The ingredients you attribute to master photography (technique, experience, contacts, relationships, etc.) could easily be applied to Rickard's screen-shots. Beating the pavement, as we say, is not a medal of honor. If someone hikes through the woods to take photographs of the forest, he is no better a photographer in principal than André Kertesz sitting at his dining room table in his Fifth Avenue apartment in New York City and taking pictures out of his window because he doesn't want to go out. In fact, Kertesz's images are in museums throughout the world which is not the case of many back-packing 4×5 inch photographers no matter how proud they are of their achievement.

Therefore, I feel that just as you've matured an attitude towards the uselessness of wondering about what photography "is", I think you should join me in accepting that a photographer who takes screen shots which capture questions and thoughts about contemporary America, should be accepted as the Master photographer that he is. Not all screen-shots are alike! At any rate, thank you very much for your thought and comment. All comments serve to help us understand better what we are thinking and feeling.

Reply

john August 3, 2013 at 16:38

In my opinion these photographs are an insult to the legacy of photographers such as Walker Evans, Dorothea Lange, Gordon Parks and Arthur Rothstein. The images they created were made while every sense in their body and mind were feeling the pain and joys of America. I don't think this can be achieved by making a screen shot of a computer image while sitting in your office.

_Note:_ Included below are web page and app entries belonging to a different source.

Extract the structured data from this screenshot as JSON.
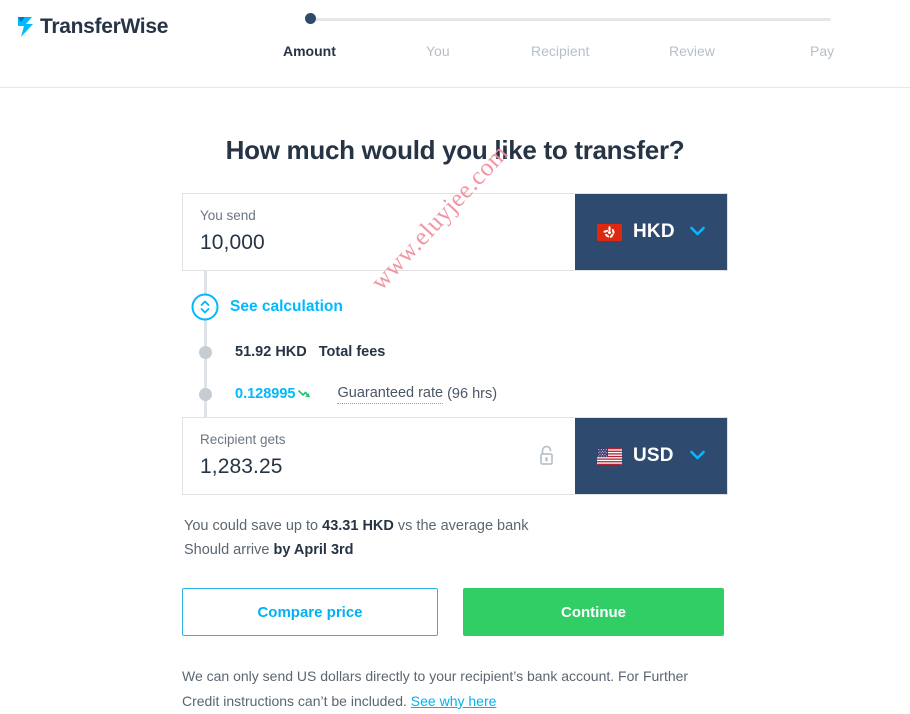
{
  "brand": {
    "name": "TransferWise",
    "logo_icon": "transferwise-arrow-icon",
    "accent_cyan": "#00b9ff",
    "navy": "#263445",
    "select_navy": "#2e4a6e",
    "green": "#31ce66"
  },
  "steps": {
    "items": [
      {
        "label": "Amount",
        "active": true
      },
      {
        "label": "You",
        "active": false
      },
      {
        "label": "Recipient",
        "active": false
      },
      {
        "label": "Review",
        "active": false
      },
      {
        "label": "Pay",
        "active": false
      }
    ]
  },
  "main": {
    "title": "How much would you like to transfer?",
    "send": {
      "label": "You send",
      "value": "10,000",
      "currency": "HKD",
      "flag": "hk-flag-icon",
      "chevron": "chevron-down-icon"
    },
    "receive": {
      "label": "Recipient gets",
      "value": "1,283.25",
      "currency": "USD",
      "flag": "us-flag-icon",
      "chevron": "chevron-down-icon",
      "lock_icon": "unlocked-padlock-icon"
    },
    "calculation": {
      "see_calculation": "See calculation",
      "toggle_icon": "expand-collapse-circle-icon",
      "fee_amount": "51.92 HKD",
      "fee_label": "Total fees",
      "rate_value": "0.128995",
      "rate_trend_icon": "trend-down-arrow-icon",
      "rate_label": "Guaranteed rate",
      "rate_suffix": "(96 hrs)"
    },
    "savings": {
      "prefix": "You could save up to ",
      "amount": "43.31 HKD",
      "suffix": " vs the average bank"
    },
    "arrival": {
      "prefix": "Should arrive ",
      "date": "by April 3rd"
    },
    "buttons": {
      "compare": "Compare price",
      "continue": "Continue"
    },
    "note": {
      "line1": "We can only send US dollars directly to your recipient’s bank account. For",
      "line2": "Further Credit instructions can’t be included. ",
      "link": "See why here"
    }
  },
  "watermark": {
    "text": "www.eluyjee.com"
  }
}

If true art can be achieved by doing this then welcome to the world of great art to a good portion of the youth of America.

Reply

Leave a Comment